== WORK REQUIRED ==
Filter the records for lines holding the string "true".

== GIVEN DATA ==
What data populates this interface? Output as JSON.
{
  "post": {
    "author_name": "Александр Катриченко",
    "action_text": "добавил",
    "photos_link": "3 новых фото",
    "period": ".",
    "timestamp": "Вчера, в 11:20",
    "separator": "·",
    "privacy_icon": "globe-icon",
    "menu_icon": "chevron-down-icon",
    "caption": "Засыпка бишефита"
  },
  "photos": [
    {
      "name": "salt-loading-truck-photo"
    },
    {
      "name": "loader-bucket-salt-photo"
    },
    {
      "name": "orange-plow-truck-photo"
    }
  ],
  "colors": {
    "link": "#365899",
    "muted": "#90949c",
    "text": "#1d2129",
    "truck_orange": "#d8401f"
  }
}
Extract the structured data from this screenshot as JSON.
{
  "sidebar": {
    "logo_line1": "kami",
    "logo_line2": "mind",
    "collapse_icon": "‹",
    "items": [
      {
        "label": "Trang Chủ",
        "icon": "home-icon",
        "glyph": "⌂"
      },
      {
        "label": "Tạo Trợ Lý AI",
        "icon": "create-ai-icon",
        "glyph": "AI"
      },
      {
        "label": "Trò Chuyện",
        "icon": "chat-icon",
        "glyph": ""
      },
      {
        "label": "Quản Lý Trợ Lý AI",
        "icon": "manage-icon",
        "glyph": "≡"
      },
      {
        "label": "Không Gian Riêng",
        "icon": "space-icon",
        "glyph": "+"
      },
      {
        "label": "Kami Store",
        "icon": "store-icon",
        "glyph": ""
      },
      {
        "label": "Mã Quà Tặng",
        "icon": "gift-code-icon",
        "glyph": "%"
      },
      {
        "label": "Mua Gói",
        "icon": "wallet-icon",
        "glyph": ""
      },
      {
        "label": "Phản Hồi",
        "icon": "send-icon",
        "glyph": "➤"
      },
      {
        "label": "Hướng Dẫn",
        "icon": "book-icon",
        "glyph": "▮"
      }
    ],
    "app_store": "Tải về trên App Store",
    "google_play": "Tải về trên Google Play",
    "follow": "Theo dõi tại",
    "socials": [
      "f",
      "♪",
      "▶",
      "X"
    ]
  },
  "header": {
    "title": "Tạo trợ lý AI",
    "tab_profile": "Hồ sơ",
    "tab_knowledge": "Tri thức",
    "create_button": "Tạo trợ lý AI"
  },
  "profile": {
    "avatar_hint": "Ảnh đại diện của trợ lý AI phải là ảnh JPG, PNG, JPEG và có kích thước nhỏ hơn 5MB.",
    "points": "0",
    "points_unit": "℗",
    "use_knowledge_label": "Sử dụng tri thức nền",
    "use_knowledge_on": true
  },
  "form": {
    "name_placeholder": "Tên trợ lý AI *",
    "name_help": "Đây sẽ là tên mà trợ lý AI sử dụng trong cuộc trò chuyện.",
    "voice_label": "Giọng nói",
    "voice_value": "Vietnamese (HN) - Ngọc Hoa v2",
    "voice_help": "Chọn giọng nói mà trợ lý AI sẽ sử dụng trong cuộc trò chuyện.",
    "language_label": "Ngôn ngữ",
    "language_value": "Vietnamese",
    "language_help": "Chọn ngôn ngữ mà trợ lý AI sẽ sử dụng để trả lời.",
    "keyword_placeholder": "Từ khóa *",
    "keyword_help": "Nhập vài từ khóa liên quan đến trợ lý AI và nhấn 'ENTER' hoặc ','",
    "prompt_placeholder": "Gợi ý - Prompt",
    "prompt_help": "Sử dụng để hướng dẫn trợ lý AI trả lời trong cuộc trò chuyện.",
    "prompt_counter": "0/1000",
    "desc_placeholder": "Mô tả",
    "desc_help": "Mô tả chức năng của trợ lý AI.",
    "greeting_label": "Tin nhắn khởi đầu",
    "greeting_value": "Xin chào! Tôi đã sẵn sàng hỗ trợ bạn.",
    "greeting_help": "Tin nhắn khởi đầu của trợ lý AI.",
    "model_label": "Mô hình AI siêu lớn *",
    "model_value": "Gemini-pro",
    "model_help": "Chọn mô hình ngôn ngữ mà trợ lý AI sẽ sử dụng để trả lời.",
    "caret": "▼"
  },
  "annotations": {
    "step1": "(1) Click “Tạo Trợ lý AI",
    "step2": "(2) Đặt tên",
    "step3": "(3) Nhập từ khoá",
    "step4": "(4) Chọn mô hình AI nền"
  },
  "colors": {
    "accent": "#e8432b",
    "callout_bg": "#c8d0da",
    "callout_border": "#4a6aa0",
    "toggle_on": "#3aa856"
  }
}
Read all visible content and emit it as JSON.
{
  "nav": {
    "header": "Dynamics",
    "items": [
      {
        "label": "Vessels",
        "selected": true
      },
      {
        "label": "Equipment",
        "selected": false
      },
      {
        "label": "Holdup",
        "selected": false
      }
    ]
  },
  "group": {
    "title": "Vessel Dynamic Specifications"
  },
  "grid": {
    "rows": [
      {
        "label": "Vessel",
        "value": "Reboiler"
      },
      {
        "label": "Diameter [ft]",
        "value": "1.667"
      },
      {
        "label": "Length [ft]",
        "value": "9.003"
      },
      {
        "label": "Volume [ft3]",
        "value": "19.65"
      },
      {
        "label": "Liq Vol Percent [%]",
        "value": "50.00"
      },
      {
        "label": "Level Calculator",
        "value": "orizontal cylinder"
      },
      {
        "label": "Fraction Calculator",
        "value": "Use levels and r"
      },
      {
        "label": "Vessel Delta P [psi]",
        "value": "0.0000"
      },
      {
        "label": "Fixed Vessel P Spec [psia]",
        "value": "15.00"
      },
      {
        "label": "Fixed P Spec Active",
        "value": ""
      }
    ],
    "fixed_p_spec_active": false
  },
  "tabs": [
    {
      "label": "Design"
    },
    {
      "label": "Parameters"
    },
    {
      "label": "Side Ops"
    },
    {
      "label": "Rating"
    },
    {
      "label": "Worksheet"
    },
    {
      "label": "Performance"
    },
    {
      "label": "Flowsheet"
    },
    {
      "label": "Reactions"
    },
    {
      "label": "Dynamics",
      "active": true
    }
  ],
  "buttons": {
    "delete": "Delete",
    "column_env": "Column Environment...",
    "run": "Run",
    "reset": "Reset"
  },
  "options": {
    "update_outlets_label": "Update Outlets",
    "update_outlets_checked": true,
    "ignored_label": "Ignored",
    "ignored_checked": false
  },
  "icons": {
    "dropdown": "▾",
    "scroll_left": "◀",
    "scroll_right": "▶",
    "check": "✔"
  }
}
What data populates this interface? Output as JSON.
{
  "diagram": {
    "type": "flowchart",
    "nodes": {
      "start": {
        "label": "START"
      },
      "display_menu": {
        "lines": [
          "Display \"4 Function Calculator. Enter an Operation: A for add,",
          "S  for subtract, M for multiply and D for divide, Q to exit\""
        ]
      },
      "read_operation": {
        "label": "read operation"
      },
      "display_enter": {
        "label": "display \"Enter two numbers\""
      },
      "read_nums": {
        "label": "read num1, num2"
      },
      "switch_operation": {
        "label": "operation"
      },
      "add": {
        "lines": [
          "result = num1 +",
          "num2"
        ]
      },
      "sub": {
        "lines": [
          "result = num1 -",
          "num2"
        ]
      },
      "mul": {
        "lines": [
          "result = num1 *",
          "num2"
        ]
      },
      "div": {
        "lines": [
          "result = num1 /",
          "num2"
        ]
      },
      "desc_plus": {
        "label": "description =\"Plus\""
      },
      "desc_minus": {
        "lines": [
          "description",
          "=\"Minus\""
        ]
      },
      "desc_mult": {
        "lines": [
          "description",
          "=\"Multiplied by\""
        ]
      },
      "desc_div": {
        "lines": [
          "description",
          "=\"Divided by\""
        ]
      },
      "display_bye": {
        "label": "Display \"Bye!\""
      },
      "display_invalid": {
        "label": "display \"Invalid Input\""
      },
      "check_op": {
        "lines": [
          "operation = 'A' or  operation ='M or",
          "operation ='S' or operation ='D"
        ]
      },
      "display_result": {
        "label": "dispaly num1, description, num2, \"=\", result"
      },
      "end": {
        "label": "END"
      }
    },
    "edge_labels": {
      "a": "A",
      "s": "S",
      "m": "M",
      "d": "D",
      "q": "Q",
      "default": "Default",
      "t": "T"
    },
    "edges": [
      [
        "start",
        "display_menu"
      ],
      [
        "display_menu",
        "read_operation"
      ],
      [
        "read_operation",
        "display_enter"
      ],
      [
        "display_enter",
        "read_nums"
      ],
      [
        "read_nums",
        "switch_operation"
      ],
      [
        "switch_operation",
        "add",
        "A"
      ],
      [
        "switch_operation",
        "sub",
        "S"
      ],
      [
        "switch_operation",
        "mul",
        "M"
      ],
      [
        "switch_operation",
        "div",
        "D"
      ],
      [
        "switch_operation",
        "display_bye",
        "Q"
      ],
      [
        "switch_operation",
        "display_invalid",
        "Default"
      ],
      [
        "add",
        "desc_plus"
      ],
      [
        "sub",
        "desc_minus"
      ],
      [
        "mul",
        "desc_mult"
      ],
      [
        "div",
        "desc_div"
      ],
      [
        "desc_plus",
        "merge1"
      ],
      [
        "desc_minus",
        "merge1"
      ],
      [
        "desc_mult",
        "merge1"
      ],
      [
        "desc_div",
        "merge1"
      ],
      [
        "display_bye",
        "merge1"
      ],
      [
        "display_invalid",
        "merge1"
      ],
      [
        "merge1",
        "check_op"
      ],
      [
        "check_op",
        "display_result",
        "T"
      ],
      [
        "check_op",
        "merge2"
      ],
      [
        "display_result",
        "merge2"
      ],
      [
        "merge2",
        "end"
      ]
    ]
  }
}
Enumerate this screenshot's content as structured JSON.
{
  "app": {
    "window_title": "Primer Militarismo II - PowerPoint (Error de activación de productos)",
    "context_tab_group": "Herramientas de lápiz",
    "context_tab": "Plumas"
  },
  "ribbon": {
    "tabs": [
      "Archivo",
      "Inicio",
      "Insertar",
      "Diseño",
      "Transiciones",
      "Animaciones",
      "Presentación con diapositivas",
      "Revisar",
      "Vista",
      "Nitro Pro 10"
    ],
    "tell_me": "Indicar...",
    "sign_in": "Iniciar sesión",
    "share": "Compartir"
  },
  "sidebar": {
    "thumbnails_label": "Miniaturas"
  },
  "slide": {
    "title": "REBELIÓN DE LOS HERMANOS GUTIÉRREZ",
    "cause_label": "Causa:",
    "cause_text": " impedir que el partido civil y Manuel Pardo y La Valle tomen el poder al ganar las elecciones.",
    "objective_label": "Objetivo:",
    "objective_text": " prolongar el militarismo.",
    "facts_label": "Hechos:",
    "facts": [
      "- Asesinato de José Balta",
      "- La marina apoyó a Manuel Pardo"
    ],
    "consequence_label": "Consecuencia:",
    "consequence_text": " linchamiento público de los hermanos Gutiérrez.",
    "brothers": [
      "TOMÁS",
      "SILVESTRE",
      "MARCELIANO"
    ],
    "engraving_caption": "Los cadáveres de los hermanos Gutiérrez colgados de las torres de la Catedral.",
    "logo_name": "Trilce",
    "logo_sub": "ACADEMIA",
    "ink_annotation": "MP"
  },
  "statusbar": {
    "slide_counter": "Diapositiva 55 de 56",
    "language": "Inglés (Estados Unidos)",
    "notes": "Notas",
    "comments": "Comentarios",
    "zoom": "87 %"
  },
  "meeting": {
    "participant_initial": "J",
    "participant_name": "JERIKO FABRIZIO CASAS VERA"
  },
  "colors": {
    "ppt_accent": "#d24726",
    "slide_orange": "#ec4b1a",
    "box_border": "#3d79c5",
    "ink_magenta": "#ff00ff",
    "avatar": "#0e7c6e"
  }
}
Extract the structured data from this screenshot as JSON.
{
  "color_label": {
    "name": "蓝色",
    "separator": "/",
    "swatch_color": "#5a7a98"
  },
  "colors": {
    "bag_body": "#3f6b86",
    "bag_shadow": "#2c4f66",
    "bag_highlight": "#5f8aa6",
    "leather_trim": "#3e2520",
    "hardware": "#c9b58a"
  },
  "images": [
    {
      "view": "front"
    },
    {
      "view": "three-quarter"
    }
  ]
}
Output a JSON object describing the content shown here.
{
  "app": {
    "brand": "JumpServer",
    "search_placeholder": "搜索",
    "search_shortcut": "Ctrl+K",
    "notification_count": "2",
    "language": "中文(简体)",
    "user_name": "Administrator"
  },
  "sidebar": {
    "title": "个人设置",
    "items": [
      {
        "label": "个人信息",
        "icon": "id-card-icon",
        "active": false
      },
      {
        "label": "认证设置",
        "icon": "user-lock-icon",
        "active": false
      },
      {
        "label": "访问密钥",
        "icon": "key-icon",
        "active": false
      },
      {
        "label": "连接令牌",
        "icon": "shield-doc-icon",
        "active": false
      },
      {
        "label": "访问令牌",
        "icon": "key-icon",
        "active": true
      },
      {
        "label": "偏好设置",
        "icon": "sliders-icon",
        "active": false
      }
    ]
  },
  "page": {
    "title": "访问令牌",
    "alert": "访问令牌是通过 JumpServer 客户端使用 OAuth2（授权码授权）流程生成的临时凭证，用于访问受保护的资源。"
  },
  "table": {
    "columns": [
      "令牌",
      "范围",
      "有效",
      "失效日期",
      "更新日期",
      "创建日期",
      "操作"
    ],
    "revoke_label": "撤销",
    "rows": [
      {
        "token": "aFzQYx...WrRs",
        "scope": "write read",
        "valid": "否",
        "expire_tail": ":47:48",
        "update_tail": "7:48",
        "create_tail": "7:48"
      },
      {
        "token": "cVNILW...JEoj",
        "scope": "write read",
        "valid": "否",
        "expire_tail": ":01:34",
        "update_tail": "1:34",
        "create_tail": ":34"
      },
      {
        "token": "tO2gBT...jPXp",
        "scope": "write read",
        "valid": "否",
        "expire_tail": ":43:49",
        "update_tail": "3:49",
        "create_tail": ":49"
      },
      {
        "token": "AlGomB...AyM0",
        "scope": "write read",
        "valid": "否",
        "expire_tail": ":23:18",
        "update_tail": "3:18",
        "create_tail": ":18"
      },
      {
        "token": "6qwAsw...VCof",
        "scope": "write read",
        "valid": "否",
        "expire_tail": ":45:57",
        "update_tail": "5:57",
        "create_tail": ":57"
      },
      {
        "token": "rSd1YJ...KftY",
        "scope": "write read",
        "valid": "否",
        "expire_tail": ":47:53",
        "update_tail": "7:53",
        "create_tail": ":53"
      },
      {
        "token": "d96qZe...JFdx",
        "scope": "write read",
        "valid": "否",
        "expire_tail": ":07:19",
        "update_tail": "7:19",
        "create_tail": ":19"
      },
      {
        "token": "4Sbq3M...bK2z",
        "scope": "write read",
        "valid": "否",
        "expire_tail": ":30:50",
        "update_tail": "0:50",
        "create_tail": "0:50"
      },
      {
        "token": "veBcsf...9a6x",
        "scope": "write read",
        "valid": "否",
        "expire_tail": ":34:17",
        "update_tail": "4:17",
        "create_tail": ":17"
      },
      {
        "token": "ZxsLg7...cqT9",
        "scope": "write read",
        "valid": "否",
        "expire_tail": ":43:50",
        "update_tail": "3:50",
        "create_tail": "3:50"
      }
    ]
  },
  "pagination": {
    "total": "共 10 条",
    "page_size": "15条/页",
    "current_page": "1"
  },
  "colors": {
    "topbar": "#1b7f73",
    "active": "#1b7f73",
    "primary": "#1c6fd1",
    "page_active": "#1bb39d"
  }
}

== REPLY ==
    "use_knowledge_on": true
        "selected": true
      "active": true
    "update_outlets_checked": true,
        "active": true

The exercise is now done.